An Edge Hill academic has been awarded funding worth nearly a quarter of a million pounds to take Romantic Studies from the sublime to the ridiculous.
Dr Andrew McInnes, Senior Lecturer in English Literature at the University, won financial backing from the Arts and Humanities Research Council (AHRC) through their Early Career Leadership Fellows scheme, for his two-year study on The Romantic Ridiculous.
His research project will use the nineteenth-century philosopher Jean Paul Richter’s argument that feeling ridiculous can bring groups of people together in joyful communion to shed new light on Romantic period perspectives of nature, society and childhood.
Dr McInnes explained: “When people think of Romantic poetry the image of a lone genius up in the mountains is still very powerful.

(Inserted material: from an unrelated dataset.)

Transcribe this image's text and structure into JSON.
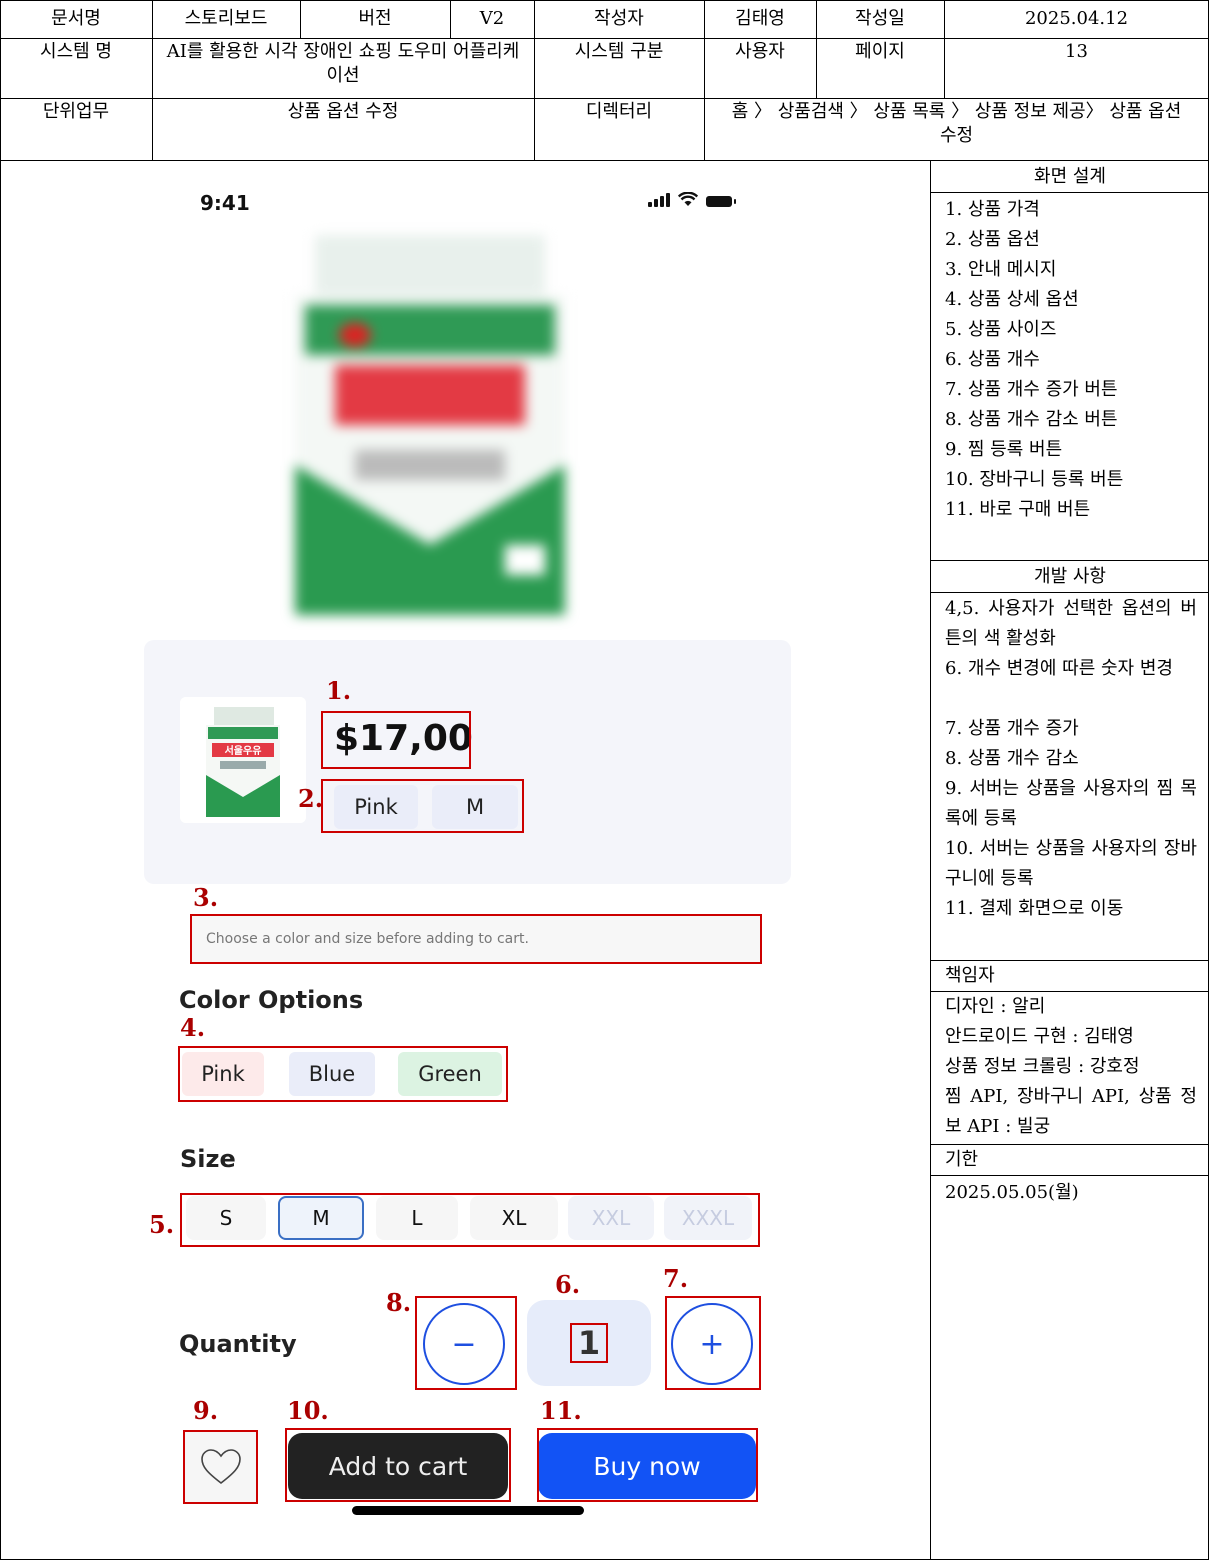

“This project seeks to challenge that, and by shifting the focus from the sublime to the ridiculous we can see that many of the ideas about individuality, creativity and imagination from the Romantic period were developed in conversation and collaboration with others.
“I’m going to focus on Samuel Taylor Coleridge, as a famous example of exactly the kind of ingenious poet who spent a lot of time climbing mountains, and explore a different side to him.
“Coleridge responded to Richter’s arguments, writing and lecturing on the ridiculous, as well as sometimes feeling ridiculous himself, and became a figure of ridicule in nineteenth-century and later satires.”
The project will include four ‘table talks’ inspired by the Romantic-period genre which recorded the conversations of famous writers like Coleridge.
These interactive workshops will be hosted by EHU Nineteen, Edge Hill University’s nineteenth-century research group, and will feature conversation and activities led by Dr McInnes and leading scholars from around the country.
The Romantic Ridiculous will culminate in the summer of 2022 with a travelling exhibition, Ridiculous Romantics, co-produced by Dr McInnes and A-level students from local schools in collaboration with The Wordsworth Trust and Windermere Jetty: Museum of Boats, Steam and Stories, to present the new perspectives on Romanticism developed by the project.
Dr McInnes added: “I’m thrilled and delighted – and a little nervous – about starting the research. The project has been designed to embody my belief in the importance of collaboration and community, not only in the Romantic period but in contemporary higher education too.”
The AHRC Leadership Fellows scheme provides time for potential research leaders to undertake focused individual research alongside collaborative activities which have the potential to generate a transformative impact on their subject area and beyond.